Virgin, the nation’s second largest domestic airline operator, will now inject $62.5 million into the Tiger business.

The ACCC’s Chair, Rod Sims, said the commission was satisfied the proposal would not represent a threat to competition in the market.

“The ACCC’s view is that this acquisition is unlikely to lead to a substantial lessening of competition in the Australian market for domestic air passenger transport services,” Mr Sims said.

Mr Sims said that Tiger’s financial history was a major factor in allowing the proposed acquisition to go ahead.

“In making this assessment the ACCC had particular regard to Tiger Australia’s history of poor financial and operational performance. In six years in Australia, Tiger has never made an operating profit, and its current losses are large. These losses remain a big drag on the entire Tiger group,” Mr Sims concluded.
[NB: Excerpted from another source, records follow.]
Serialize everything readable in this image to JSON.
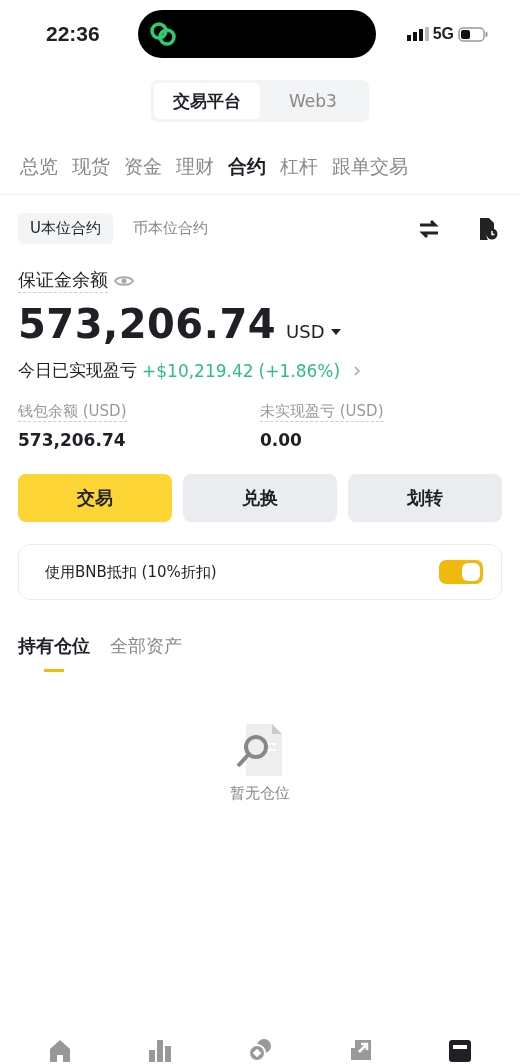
{
  "status_bar": {
    "time": "22:36",
    "network": "5G"
  },
  "platform_tabs": [
    {
      "label": "交易平台",
      "selected": true
    },
    {
      "label": "Web3",
      "selected": false
    }
  ],
  "section_tabs": [
    {
      "label": "总览",
      "selected": false
    },
    {
      "label": "现货",
      "selected": false
    },
    {
      "label": "资金",
      "selected": false
    },
    {
      "label": "理财",
      "selected": false
    },
    {
      "label": "合约",
      "selected": true
    },
    {
      "label": "杠杆",
      "selected": false
    },
    {
      "label": "跟单交易",
      "selected": false
    }
  ],
  "contract_tabs": [
    {
      "label": "U本位合约",
      "selected": true
    },
    {
      "label": "币本位合约",
      "selected": false
    }
  ],
  "margin": {
    "label": "保证金余额",
    "amount": "573,206.74",
    "currency": "USD",
    "pnl_label": "今日已实现盈亏",
    "pnl_value": "+$10,219.42",
    "pnl_percent": "(+1.86%)"
  },
  "stats": [
    {
      "label": "钱包余额 (USD)",
      "value": "573,206.74"
    },
    {
      "label": "未实现盈亏 (USD)",
      "value": "0.00"
    }
  ],
  "actions": [
    {
      "label": "交易",
      "kind": "primary"
    },
    {
      "label": "兑换",
      "kind": "secondary"
    },
    {
      "label": "划转",
      "kind": "secondary"
    }
  ],
  "bnb_toggle": {
    "label": "使用BNB抵扣 (10%折扣)",
    "on": true
  },
  "position_tabs": [
    {
      "label": "持有仓位",
      "selected": true
    },
    {
      "label": "全部资产",
      "selected": false
    }
  ],
  "empty_state": {
    "text": "暂无仓位"
  },
  "bottom_nav": [
    {
      "kind": "home",
      "selected": false
    },
    {
      "kind": "markets",
      "selected": false
    },
    {
      "kind": "trade",
      "selected": false
    },
    {
      "kind": "futures",
      "selected": false
    },
    {
      "kind": "wallet",
      "selected": true
    }
  ]
}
Tiger’s CEO, Koay Peng Yen, said that the new venture will result in a stronger financial position for the company, and would see an improvement in operational management and procurement.

“We are delighted to receive the green  light from the ACCC on this transaction. With this approval in place, we can now look forward to commencing discussions with Virgin on our plans to grow Tiger Australia, and enable it to compete more effectively in the Australia’s budget carrier space.” Mr Yen said.

Virgin’s Chief Executive Officer, John Borghetti, said that the company was pleased by the decision to approve the acquisition, which was first proposed in October last year.

“We are very pleased to receive clearance from the ACC for the proposed acquisition,” Mr Borghetti said.

“By partnering with Tiger Airways, we can use our local expertise to build a sustainable budget carrier, which will offer great value airfares and benefit jobs and tourism in Australia.”

The proposed acquisition is still subject to final regulatory approval from the Foreign Investment Review Board.